WORK REQUEST:
State the number of lines in these records that include the string "data", and say nothing more.
* * * * * * * * *
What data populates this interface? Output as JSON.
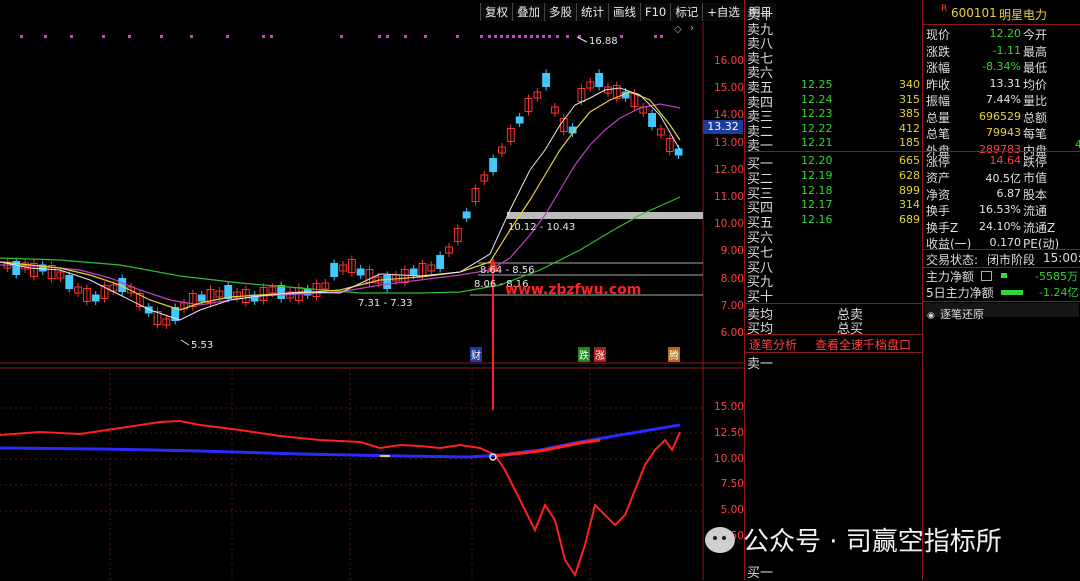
{
  "toolbar": {
    "buttons": [
      "复权",
      "叠加",
      "多股",
      "统计",
      "画线",
      "F10",
      "标记",
      "+自选",
      "明日"
    ],
    "settings_icon": "diamond-icon"
  },
  "main_chart": {
    "y_ticks": [
      "16.00",
      "15.00",
      "14.00",
      "13.00",
      "12.00",
      "11.00",
      "10.00",
      "9.00",
      "8.00",
      "7.00",
      "6.00"
    ],
    "current_price_tag": "13.32",
    "high_label": "16.88",
    "low_label": "5.53",
    "range_labels": [
      "10.12 - 10.43",
      "8.64 - 8.56",
      "8.06 - 8.16",
      "7.31 - 7.33"
    ],
    "watermark_url": "www.zbzfwu.com",
    "event_badges": [
      "财",
      "跌",
      "涨",
      "腾"
    ]
  },
  "indicator_chart": {
    "y_ticks": [
      "15.00",
      "12.50",
      "10.00",
      "7.50",
      "5.00",
      "2.50"
    ]
  },
  "order_book": {
    "sell_labels": [
      "卖十",
      "卖九",
      "卖八",
      "卖七",
      "卖六",
      "卖五",
      "卖四",
      "卖三",
      "卖二",
      "卖一"
    ],
    "sell_prices": [
      "",
      "",
      "",
      "",
      "",
      "12.25",
      "12.24",
      "12.23",
      "12.22",
      "12.21"
    ],
    "sell_vols": [
      "",
      "",
      "",
      "",
      "",
      "340",
      "315",
      "385",
      "412",
      "185"
    ],
    "buy_labels": [
      "买一",
      "买二",
      "买三",
      "买四",
      "买五",
      "买六",
      "买七",
      "买八",
      "买九",
      "买十"
    ],
    "buy_prices": [
      "12.20",
      "12.19",
      "12.18",
      "12.17",
      "12.16",
      "",
      "",
      "",
      "",
      ""
    ],
    "buy_vols": [
      "665",
      "628",
      "899",
      "314",
      "689",
      "",
      "",
      "",
      "",
      ""
    ],
    "sell_avg": "卖均",
    "buy_avg": "买均",
    "total_sell": "总卖",
    "total_buy": "总买",
    "tab_tick_analysis": "逐笔分析",
    "tab_full_depth": "查看全速千档盘口",
    "bottom_sell": "卖一",
    "bottom_buy": "买一"
  },
  "quote": {
    "code": "600101",
    "name": "明星电力",
    "flag": "R",
    "rows": [
      {
        "label": "现价",
        "value": "12.20",
        "right": "今开"
      },
      {
        "label": "涨跌",
        "value": "-1.11",
        "right": "最高"
      },
      {
        "label": "涨幅",
        "value": "-8.34%",
        "right": "最低"
      },
      {
        "label": "昨收",
        "value": "13.31",
        "right": "均价"
      },
      {
        "label": "振幅",
        "value": "7.44%",
        "right": "量比"
      },
      {
        "label": "总量",
        "value": "696529",
        "right": "总额"
      },
      {
        "label": "总笔",
        "value": "79943",
        "right": "每笔"
      },
      {
        "label": "外盘",
        "value": "289783",
        "right": "内盘"
      },
      {
        "label": "涨停",
        "value": "14.64",
        "right": "跌停"
      },
      {
        "label": "资产",
        "value": "40.5亿",
        "right": "市值"
      },
      {
        "label": "净资",
        "value": "6.87",
        "right": "股本"
      },
      {
        "label": "换手",
        "value": "16.53%",
        "right": "流通"
      },
      {
        "label": "换手Z",
        "value": "24.10%",
        "right": "流通Z"
      },
      {
        "label": "收益(一)",
        "value": "0.170",
        "right": "PE(动)"
      }
    ],
    "inner_vol_partial": "4",
    "trade_status_label": "交易状态:",
    "trade_status_value": "闭市阶段",
    "trade_time": "15:00:0",
    "main_net_label": "主力净额",
    "main_net_value": "-5585万",
    "main5_label": "5日主力净额",
    "main5_value": "-1.24亿",
    "tick_restore": "逐笔还原"
  },
  "footer_watermark": "公众号 · 司赢空指标所",
  "colors": {
    "up": "#ff4040",
    "down": "#33d633",
    "border": "#8a1a1a",
    "vol": "#e6d23a",
    "ma_blue": "#2828ff"
  }
}
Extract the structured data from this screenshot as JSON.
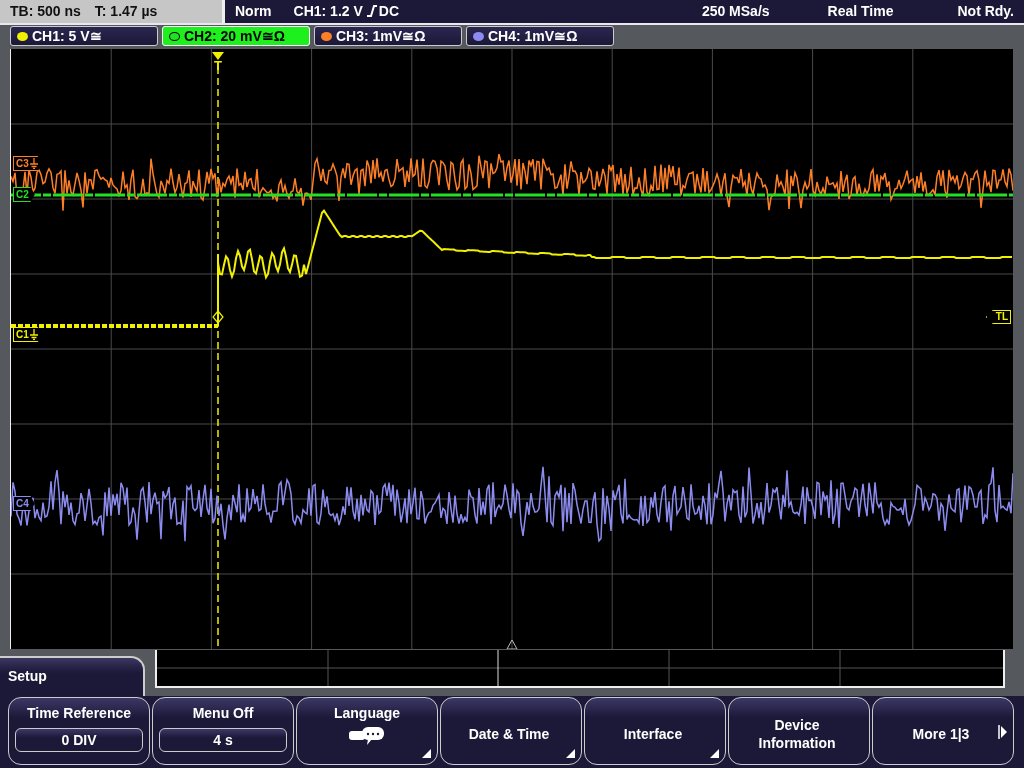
{
  "top_bar": {
    "timebase": "TB: 500 ns",
    "trigger_time": "T: 1.47 µs",
    "trigger_mode": "Norm",
    "trigger_source": "CH1: 1.2 V",
    "trigger_coupling": "DC",
    "sample_rate": "250 MSa/s",
    "acquisition": "Real Time",
    "status": "Not Rdy."
  },
  "channels": [
    {
      "label": "CH1: 5 V≅",
      "color": "#f0f000",
      "selected": false
    },
    {
      "label": "CH2: 20 mV≅Ω",
      "color": "#22e022",
      "selected": true
    },
    {
      "label": "CH3: 1mV≅Ω",
      "color": "#ff7f27",
      "selected": false
    },
    {
      "label": "CH4: 1mV≅Ω",
      "color": "#8c8cf0",
      "selected": false
    }
  ],
  "screen": {
    "trigger_marker": "T",
    "trigger_level_marker": "TL",
    "trace_markers": [
      {
        "label": "C3",
        "color": "#ff7f27",
        "ground": true
      },
      {
        "label": "C2",
        "color": "#22e022",
        "ground": false
      },
      {
        "label": "C1",
        "color": "#f0f000",
        "ground": true
      },
      {
        "label": "C4",
        "color": "#8c8cf0",
        "ground": false
      }
    ]
  },
  "menu": {
    "title": "Setup",
    "softkeys": [
      {
        "kind": "value",
        "label": "Time Reference",
        "value": "0 DIV"
      },
      {
        "kind": "value",
        "label": "Menu Off",
        "value": "4 s"
      },
      {
        "kind": "icon",
        "label": "Language",
        "submenu": true
      },
      {
        "kind": "plain",
        "label": "Date & Time",
        "submenu": true
      },
      {
        "kind": "plain",
        "label": "Interface",
        "submenu": true
      },
      {
        "kind": "plain",
        "label": "Device Information",
        "submenu": false
      },
      {
        "kind": "next",
        "label": "More 1|3",
        "submenu": false
      }
    ]
  }
}
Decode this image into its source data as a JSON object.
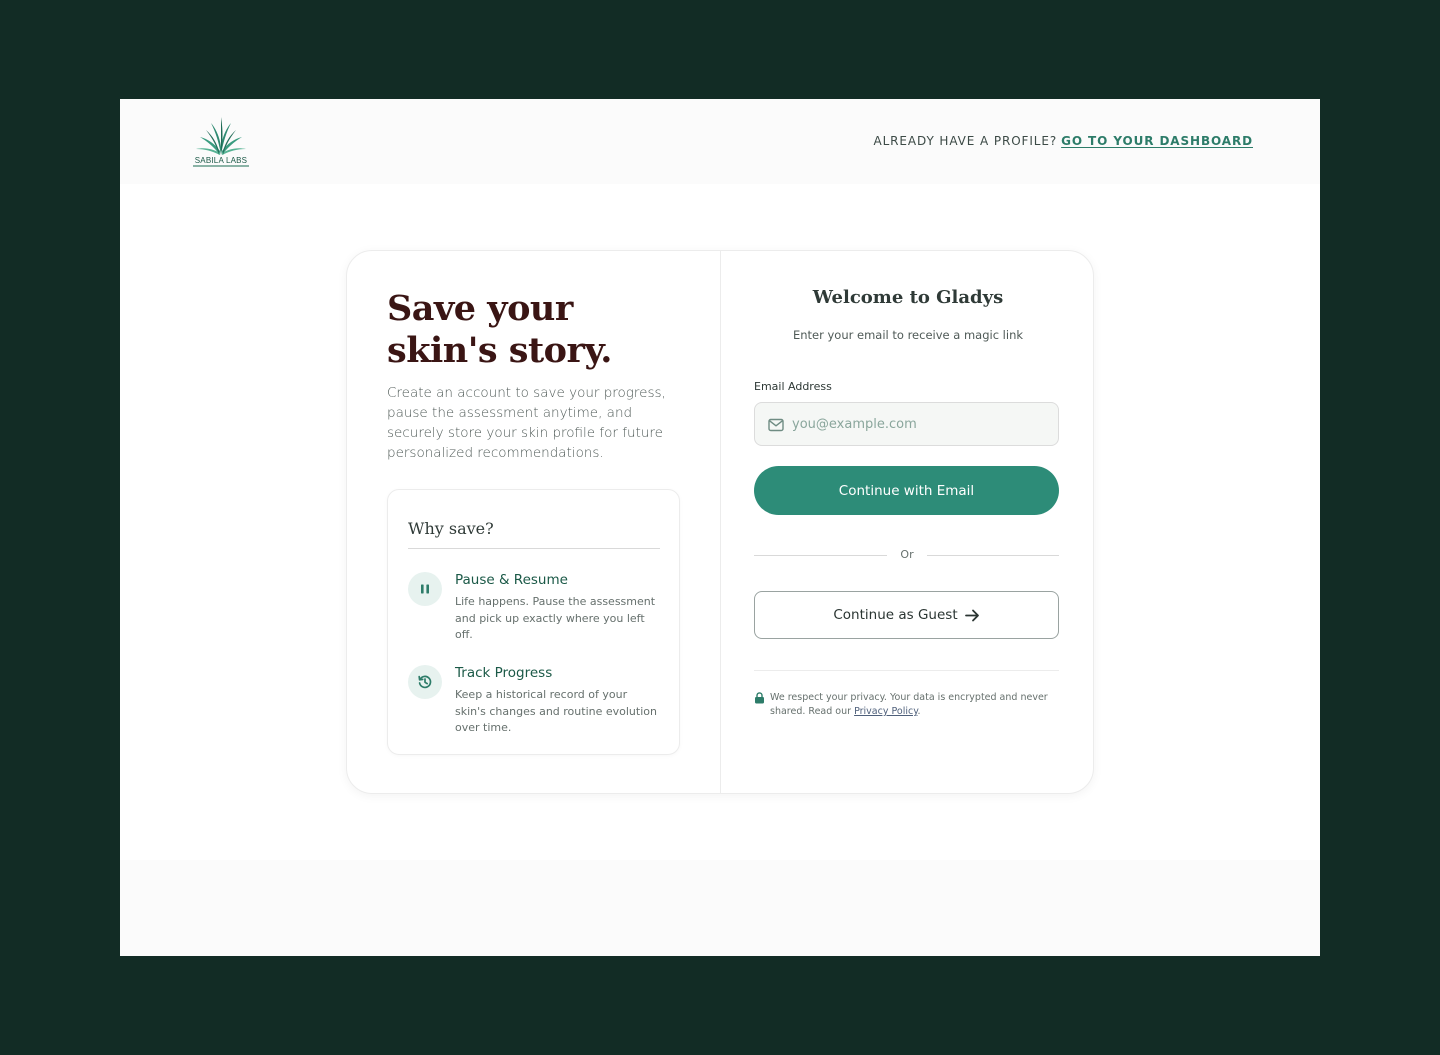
{
  "brand": {
    "name": "SABILA LABS",
    "accent_color": "#2d8c78",
    "dark_background": "#122c25",
    "headline_color": "#3a1514"
  },
  "header": {
    "prompt": "ALREADY HAVE A PROFILE?",
    "dashboard_link": "GO TO YOUR DASHBOARD"
  },
  "left_panel": {
    "headline": "Save your skin's story.",
    "intro": "Create an account to save your progress, pause the assessment anytime, and securely store your skin profile for future personalized recommendations.",
    "why": {
      "title": "Why save?",
      "features": [
        {
          "icon": "pause-icon",
          "title": "Pause & Resume",
          "description": "Life happens. Pause the assessment and pick up exactly where you left off."
        },
        {
          "icon": "history-icon",
          "title": "Track Progress",
          "description": "Keep a historical record of your skin's changes and routine evolution over time."
        }
      ]
    }
  },
  "right_panel": {
    "title": "Welcome to Gladys",
    "subtitle": "Enter your email to receive a magic link",
    "email": {
      "label": "Email Address",
      "placeholder": "you@example.com",
      "value": ""
    },
    "continue_email_label": "Continue with Email",
    "divider_text": "Or",
    "guest_label": "Continue as Guest",
    "privacy_text": "We respect your privacy. Your data is encrypted and never shared. Read our",
    "privacy_link": "Privacy Policy",
    "privacy_end": "."
  }
}
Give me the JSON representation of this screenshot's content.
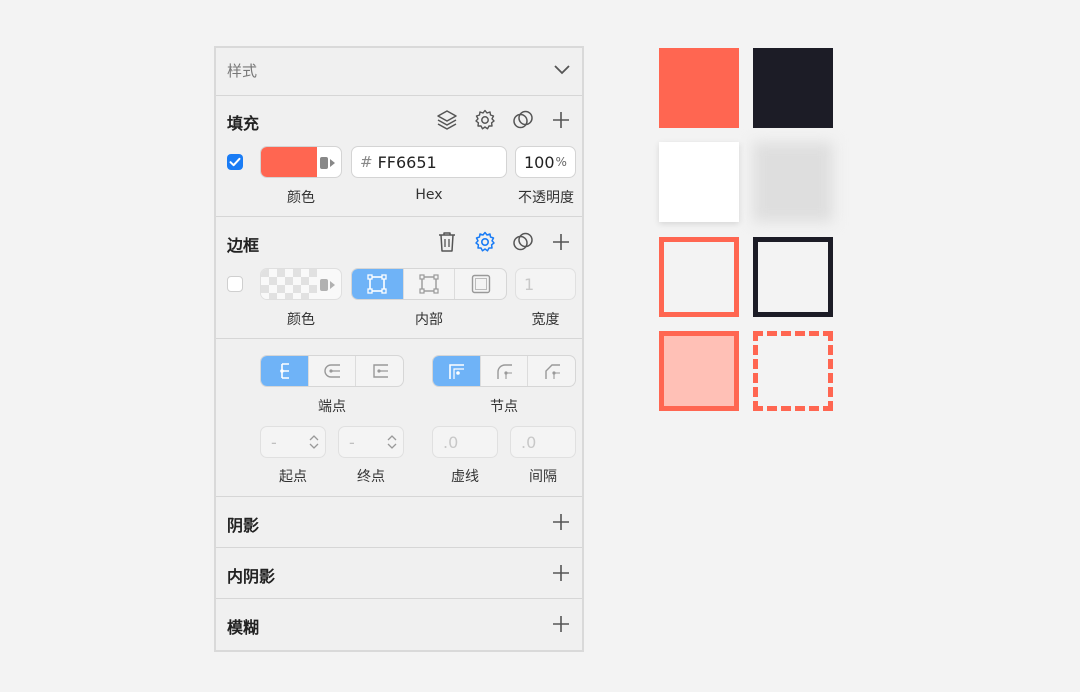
{
  "panel": {
    "header": {
      "title": "样式"
    },
    "fill": {
      "title": "填充",
      "hex_prefix": "#",
      "hex_value": "FF6651",
      "opacity_value": "100",
      "opacity_unit": "%",
      "color_label": "颜色",
      "hex_label": "Hex",
      "opacity_label": "不透明度",
      "color": "#FF6651",
      "enabled": true
    },
    "border": {
      "title": "边框",
      "width_placeholder": "1",
      "color_label": "颜色",
      "position_label": "内部",
      "width_label": "宽度",
      "enabled": false
    },
    "stroke": {
      "cap_label": "端点",
      "join_label": "节点",
      "start_placeholder": "-",
      "end_placeholder": "-",
      "dash_placeholder": ".0",
      "gap_placeholder": ".0",
      "start_label": "起点",
      "end_label": "终点",
      "dash_label": "虚线",
      "gap_label": "间隔"
    },
    "shadow": {
      "title": "阴影"
    },
    "inner_shadow": {
      "title": "内阴影"
    },
    "blur": {
      "title": "模糊"
    }
  },
  "colors": {
    "accent": "#FF6651",
    "dark": "#1C1C26",
    "light_fill": "#FFC0B6",
    "selected_blue": "#1A7CF5"
  }
}
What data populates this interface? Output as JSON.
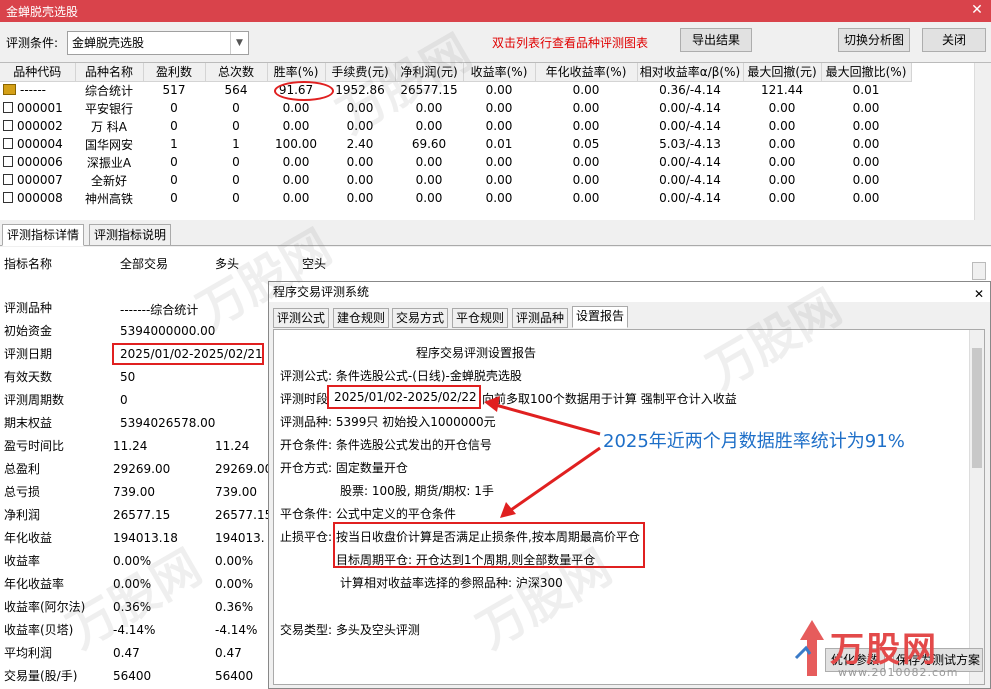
{
  "window": {
    "title": "金蝉脱壳选股",
    "close": "✕"
  },
  "toolbar": {
    "condition_label": "评测条件:",
    "condition_value": "金蝉脱壳选股",
    "hint": "双击列表行查看品种评测图表",
    "export_label": "导出结果",
    "switch_label": "切换分析图",
    "close_label": "关闭"
  },
  "table": {
    "columns": [
      "品种代码",
      "品种名称",
      "盈利数",
      "总次数",
      "胜率(%)",
      "手续费(元)",
      "净利润(元)",
      "收益率(%)",
      "年化收益率(%)",
      "相对收益率α/β(%)",
      "最大回撤(元)",
      "最大回撤比(%)"
    ],
    "rows": [
      [
        "------",
        "综合统计",
        "517",
        "564",
        "91.67",
        "1952.86",
        "26577.15",
        "0.00",
        "0.00",
        "0.36/-4.14",
        "121.44",
        "0.01"
      ],
      [
        "000001",
        "平安银行",
        "0",
        "0",
        "0.00",
        "0.00",
        "0.00",
        "0.00",
        "0.00",
        "0.00/-4.14",
        "0.00",
        "0.00"
      ],
      [
        "000002",
        "万 科A",
        "0",
        "0",
        "0.00",
        "0.00",
        "0.00",
        "0.00",
        "0.00",
        "0.00/-4.14",
        "0.00",
        "0.00"
      ],
      [
        "000004",
        "国华网安",
        "1",
        "1",
        "100.00",
        "2.40",
        "69.60",
        "0.01",
        "0.05",
        "5.03/-4.13",
        "0.00",
        "0.00"
      ],
      [
        "000006",
        "深振业A",
        "0",
        "0",
        "0.00",
        "0.00",
        "0.00",
        "0.00",
        "0.00",
        "0.00/-4.14",
        "0.00",
        "0.00"
      ],
      [
        "000007",
        "全新好",
        "0",
        "0",
        "0.00",
        "0.00",
        "0.00",
        "0.00",
        "0.00",
        "0.00/-4.14",
        "0.00",
        "0.00"
      ],
      [
        "000008",
        "神州高铁",
        "0",
        "0",
        "0.00",
        "0.00",
        "0.00",
        "0.00",
        "0.00",
        "0.00/-4.14",
        "0.00",
        "0.00"
      ]
    ]
  },
  "lower_tabs": {
    "detail": "评测指标详情",
    "explain": "评测指标说明"
  },
  "metrics_header": {
    "name": "指标名称",
    "all": "全部交易",
    "long": "多头",
    "short": "空头"
  },
  "metrics": [
    {
      "label": "评测品种",
      "v1": "-------综合统计",
      "v2": ""
    },
    {
      "label": "初始资金",
      "v1": "5394000000.00",
      "v2": ""
    },
    {
      "label": "评测日期",
      "v1": "2025/01/02-2025/02/21",
      "v2": ""
    },
    {
      "label": "有效天数",
      "v1": "50",
      "v2": ""
    },
    {
      "label": "评测周期数",
      "v1": "0",
      "v2": ""
    },
    {
      "label": "期末权益",
      "v1": "5394026578.00",
      "v2": ""
    },
    {
      "label": "盈亏时间比",
      "v1": "11.24",
      "v2": "11.24"
    },
    {
      "label": "总盈利",
      "v1": "29269.00",
      "v2": "29269.00"
    },
    {
      "label": "总亏损",
      "v1": "739.00",
      "v2": "739.00"
    },
    {
      "label": "净利润",
      "v1": "26577.15",
      "v2": "26577.15"
    },
    {
      "label": "年化收益",
      "v1": "194013.18",
      "v2": "194013."
    },
    {
      "label": "收益率",
      "v1": "0.00%",
      "v2": "0.00%"
    },
    {
      "label": "年化收益率",
      "v1": "0.00%",
      "v2": "0.00%"
    },
    {
      "label": "收益率(阿尔法)",
      "v1": "0.36%",
      "v2": "0.36%"
    },
    {
      "label": "收益率(贝塔)",
      "v1": "-4.14%",
      "v2": "-4.14%"
    },
    {
      "label": "平均利润",
      "v1": "0.47",
      "v2": "0.47"
    },
    {
      "label": "交易量(股/手)",
      "v1": "56400",
      "v2": "56400"
    }
  ],
  "dialog": {
    "title": "程序交易评测系统",
    "close": "✕",
    "tabs": [
      "评测公式",
      "建仓规则",
      "交易方式",
      "平仓规则",
      "评测品种",
      "设置报告"
    ],
    "report_title": "程序交易评测设置报告",
    "lines": {
      "formula": "评测公式:  条件选股公式-(日线)-金蝉脱壳选股",
      "period_label": "评测时段",
      "period_value": "2025/01/02-2025/02/22",
      "period_note": "向前多取100个数据用于计算 强制平仓计入收益",
      "variety": "评测品种:  5399只 初始投入1000000元",
      "open_cond": "开仓条件:  条件选股公式发出的开仓信号",
      "open_mode": "开仓方式:  固定数量开仓",
      "shares": "股票: 100股, 期货/期权: 1手",
      "close_cond": "平仓条件:  公式中定义的平仓条件",
      "stop_label": "止损平仓:",
      "stop_1": "按当日收盘价计算是否满足止损条件,按本周期最高价平仓",
      "stop_2": "目标周期平仓: 开仓达到1个周期,则全部数量平仓",
      "benchmark": "计算相对收益率选择的参照品种: 沪深300",
      "trade_type": "交易类型:  多头及空头评测"
    },
    "btn_optimize": "优化参数",
    "btn_save": "保存为测试方案"
  },
  "annotation": "2025年近两个月数据胜率统计为91%",
  "watermark": {
    "brand": "万股网",
    "url": "www.2010082.com",
    "faint": "万股网"
  },
  "colors": {
    "titlebar": "#d9434b",
    "hint": "#e00000",
    "callout": "#1e6fc8",
    "highlight": "#e02020"
  }
}
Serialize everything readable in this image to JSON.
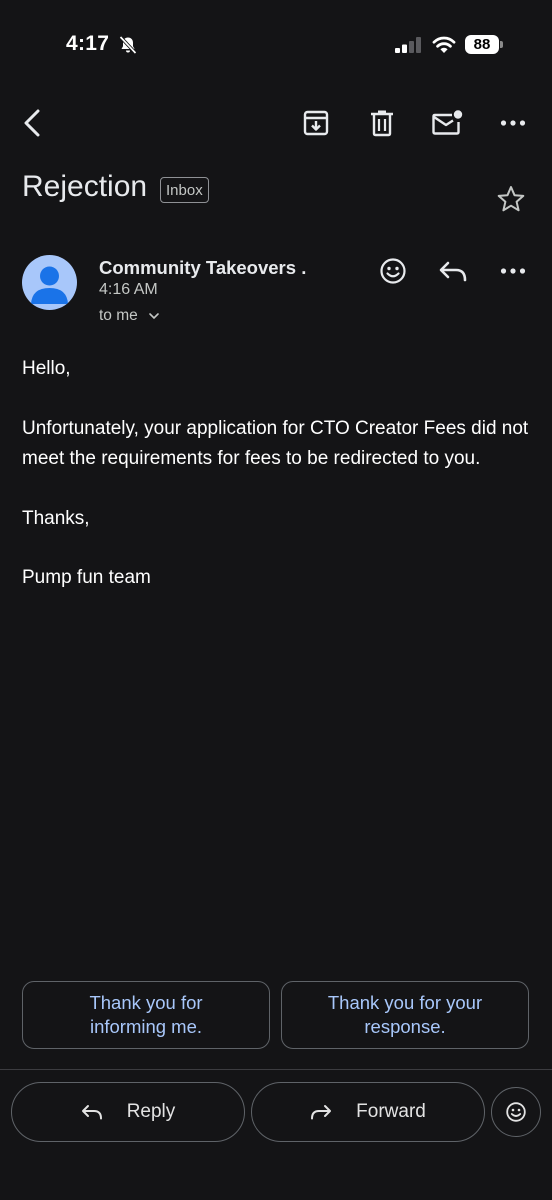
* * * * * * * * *
SOLUTION FOR THIS TASK:
5